▸ **What you have to do**: Repeat the records in full and exactly, omitting pictures.

(Input material Opens)

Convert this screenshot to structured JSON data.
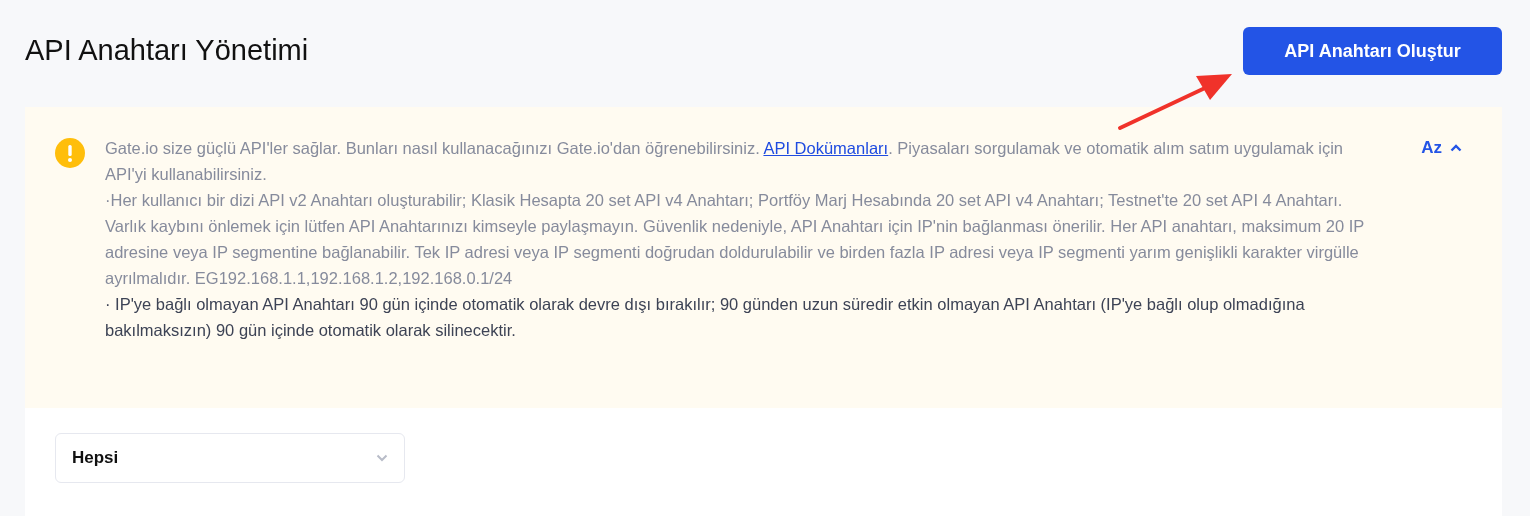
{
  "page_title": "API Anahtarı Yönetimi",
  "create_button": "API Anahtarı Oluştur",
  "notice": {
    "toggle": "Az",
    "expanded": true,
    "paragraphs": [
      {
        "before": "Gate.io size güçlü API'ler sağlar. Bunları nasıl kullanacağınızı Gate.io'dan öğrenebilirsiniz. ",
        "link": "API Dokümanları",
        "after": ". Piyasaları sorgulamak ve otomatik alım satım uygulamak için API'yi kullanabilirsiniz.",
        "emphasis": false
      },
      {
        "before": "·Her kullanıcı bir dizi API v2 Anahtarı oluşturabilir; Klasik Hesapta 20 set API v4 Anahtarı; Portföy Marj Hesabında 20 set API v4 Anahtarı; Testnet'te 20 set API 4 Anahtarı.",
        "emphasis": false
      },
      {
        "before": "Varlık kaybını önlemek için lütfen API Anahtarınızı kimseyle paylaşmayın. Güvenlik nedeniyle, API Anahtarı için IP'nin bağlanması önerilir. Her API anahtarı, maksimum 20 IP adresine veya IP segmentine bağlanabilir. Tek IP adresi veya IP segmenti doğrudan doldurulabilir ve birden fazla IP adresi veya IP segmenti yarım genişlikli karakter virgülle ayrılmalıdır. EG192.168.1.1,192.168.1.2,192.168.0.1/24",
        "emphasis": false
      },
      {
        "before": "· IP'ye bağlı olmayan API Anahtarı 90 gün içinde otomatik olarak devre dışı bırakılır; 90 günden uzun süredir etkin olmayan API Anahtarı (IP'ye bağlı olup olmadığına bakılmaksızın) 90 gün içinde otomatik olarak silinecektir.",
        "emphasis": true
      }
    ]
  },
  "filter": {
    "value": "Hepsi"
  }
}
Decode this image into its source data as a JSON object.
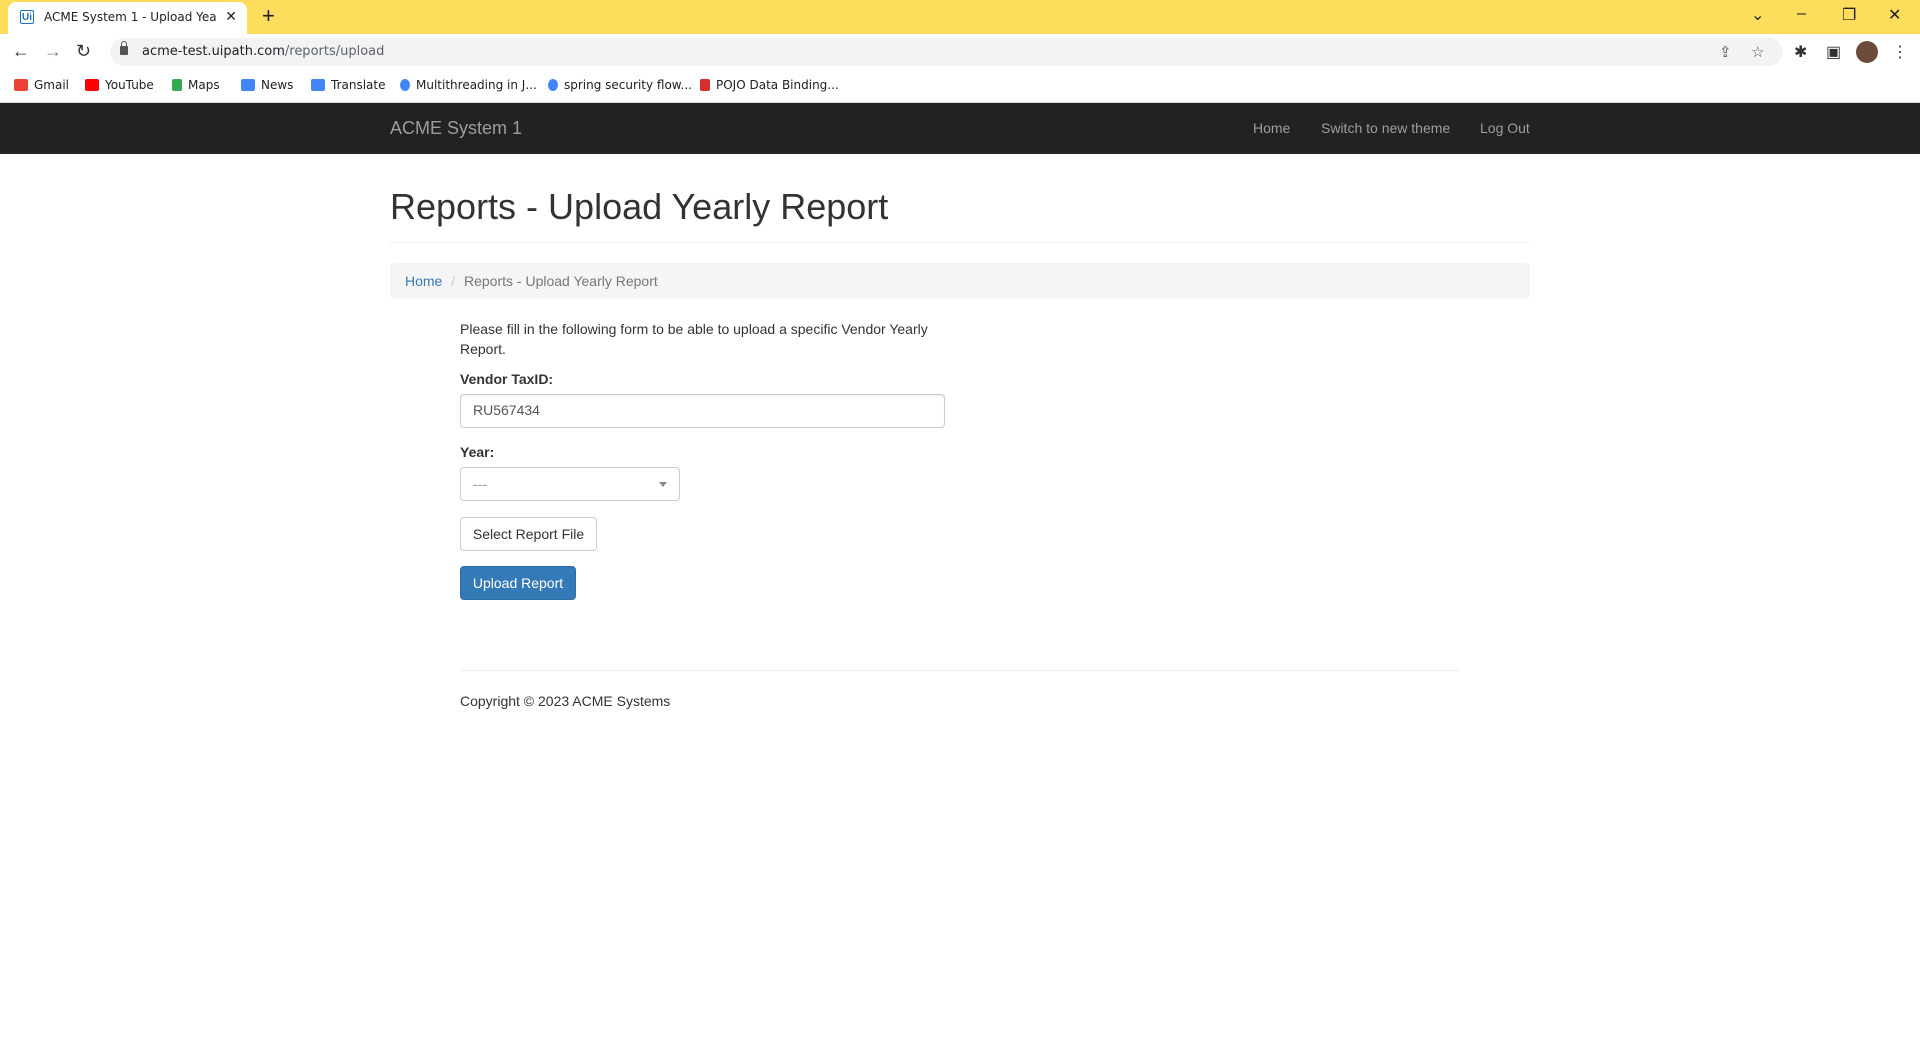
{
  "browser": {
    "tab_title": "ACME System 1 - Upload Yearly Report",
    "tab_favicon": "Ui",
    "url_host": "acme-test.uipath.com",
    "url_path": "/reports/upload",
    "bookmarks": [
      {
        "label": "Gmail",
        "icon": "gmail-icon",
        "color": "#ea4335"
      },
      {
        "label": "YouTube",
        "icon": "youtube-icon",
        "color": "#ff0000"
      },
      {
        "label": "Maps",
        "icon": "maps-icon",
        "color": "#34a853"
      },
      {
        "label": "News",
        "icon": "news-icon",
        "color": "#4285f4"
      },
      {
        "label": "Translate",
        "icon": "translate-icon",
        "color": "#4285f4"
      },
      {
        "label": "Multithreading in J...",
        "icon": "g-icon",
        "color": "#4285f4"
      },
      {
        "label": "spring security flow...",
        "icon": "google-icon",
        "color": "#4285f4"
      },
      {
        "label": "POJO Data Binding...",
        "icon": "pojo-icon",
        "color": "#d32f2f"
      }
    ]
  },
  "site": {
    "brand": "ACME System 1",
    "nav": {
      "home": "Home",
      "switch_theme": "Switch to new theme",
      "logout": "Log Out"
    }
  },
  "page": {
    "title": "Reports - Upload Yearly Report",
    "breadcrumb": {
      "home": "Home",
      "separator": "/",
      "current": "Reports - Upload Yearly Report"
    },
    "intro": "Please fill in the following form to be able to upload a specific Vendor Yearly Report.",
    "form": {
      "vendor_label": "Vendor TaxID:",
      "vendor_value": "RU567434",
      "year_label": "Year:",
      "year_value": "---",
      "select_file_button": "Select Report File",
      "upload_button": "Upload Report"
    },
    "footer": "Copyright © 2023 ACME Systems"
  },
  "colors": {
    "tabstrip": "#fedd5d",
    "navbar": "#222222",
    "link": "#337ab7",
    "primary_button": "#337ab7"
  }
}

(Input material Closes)

▸ **Task output**:
Convert this screenshot to structured JSON data.
{
  "page_title": "API Anahtarı Yönetimi",
  "create_button": "API Anahtarı Oluştur",
  "notice": {
    "toggle": "Az",
    "expanded": true,
    "paragraphs": [
      {
        "before": "Gate.io size güçlü API'ler sağlar. Bunları nasıl kullanacağınızı Gate.io'dan öğrenebilirsiniz. ",
        "link": "API Dokümanları",
        "after": ". Piyasaları sorgulamak ve otomatik alım satım uygulamak için API'yi kullanabilirsiniz.",
        "emphasis": false
      },
      {
        "before": "·Her kullanıcı bir dizi API v2 Anahtarı oluşturabilir; Klasik Hesapta 20 set API v4 Anahtarı; Portföy Marj Hesabında 20 set API v4 Anahtarı; Testnet'te 20 set API 4 Anahtarı.",
        "emphasis": false
      },
      {
        "before": "Varlık kaybını önlemek için lütfen API Anahtarınızı kimseyle paylaşmayın. Güvenlik nedeniyle, API Anahtarı için IP'nin bağlanması önerilir. Her API anahtarı, maksimum 20 IP adresine veya IP segmentine bağlanabilir. Tek IP adresi veya IP segmenti doğrudan doldurulabilir ve birden fazla IP adresi veya IP segmenti yarım genişlikli karakter virgülle ayrılmalıdır. EG192.168.1.1,192.168.1.2,192.168.0.1/24",
        "emphasis": false
      },
      {
        "before": "· IP'ye bağlı olmayan API Anahtarı 90 gün içinde otomatik olarak devre dışı bırakılır; 90 günden uzun süredir etkin olmayan API Anahtarı (IP'ye bağlı olup olmadığına bakılmaksızın) 90 gün içinde otomatik olarak silinecektir.",
        "emphasis": true
      }
    ]
  },
  "filter": {
    "value": "Hepsi"
  }
}
Decode this image into its source data as a JSON object.
{
  "browser": {
    "tab_title": "ACME System 1 - Upload Yearly Report",
    "tab_favicon": "Ui",
    "url_host": "acme-test.uipath.com",
    "url_path": "/reports/upload",
    "bookmarks": [
      {
        "label": "Gmail",
        "icon": "gmail-icon",
        "color": "#ea4335"
      },
      {
        "label": "YouTube",
        "icon": "youtube-icon",
        "color": "#ff0000"
      },
      {
        "label": "Maps",
        "icon": "maps-icon",
        "color": "#34a853"
      },
      {
        "label": "News",
        "icon": "news-icon",
        "color": "#4285f4"
      },
      {
        "label": "Translate",
        "icon": "translate-icon",
        "color": "#4285f4"
      },
      {
        "label": "Multithreading in J...",
        "icon": "g-icon",
        "color": "#4285f4"
      },
      {
        "label": "spring security flow...",
        "icon": "google-icon",
        "color": "#4285f4"
      },
      {
        "label": "POJO Data Binding...",
        "icon": "pojo-icon",
        "color": "#d32f2f"
      }
    ]
  },
  "site": {
    "brand": "ACME System 1",
    "nav": {
      "home": "Home",
      "switch_theme": "Switch to new theme",
      "logout": "Log Out"
    }
  },
  "page": {
    "title": "Reports - Upload Yearly Report",
    "breadcrumb": {
      "home": "Home",
      "separator": "/",
      "current": "Reports - Upload Yearly Report"
    },
    "intro": "Please fill in the following form to be able to upload a specific Vendor Yearly Report.",
    "form": {
      "vendor_label": "Vendor TaxID:",
      "vendor_value": "RU567434",
      "year_label": "Year:",
      "year_value": "---",
      "select_file_button": "Select Report File",
      "upload_button": "Upload Report"
    },
    "footer": "Copyright © 2023 ACME Systems"
  },
  "colors": {
    "tabstrip": "#fedd5d",
    "navbar": "#222222",
    "link": "#337ab7",
    "primary_button": "#337ab7"
  }
}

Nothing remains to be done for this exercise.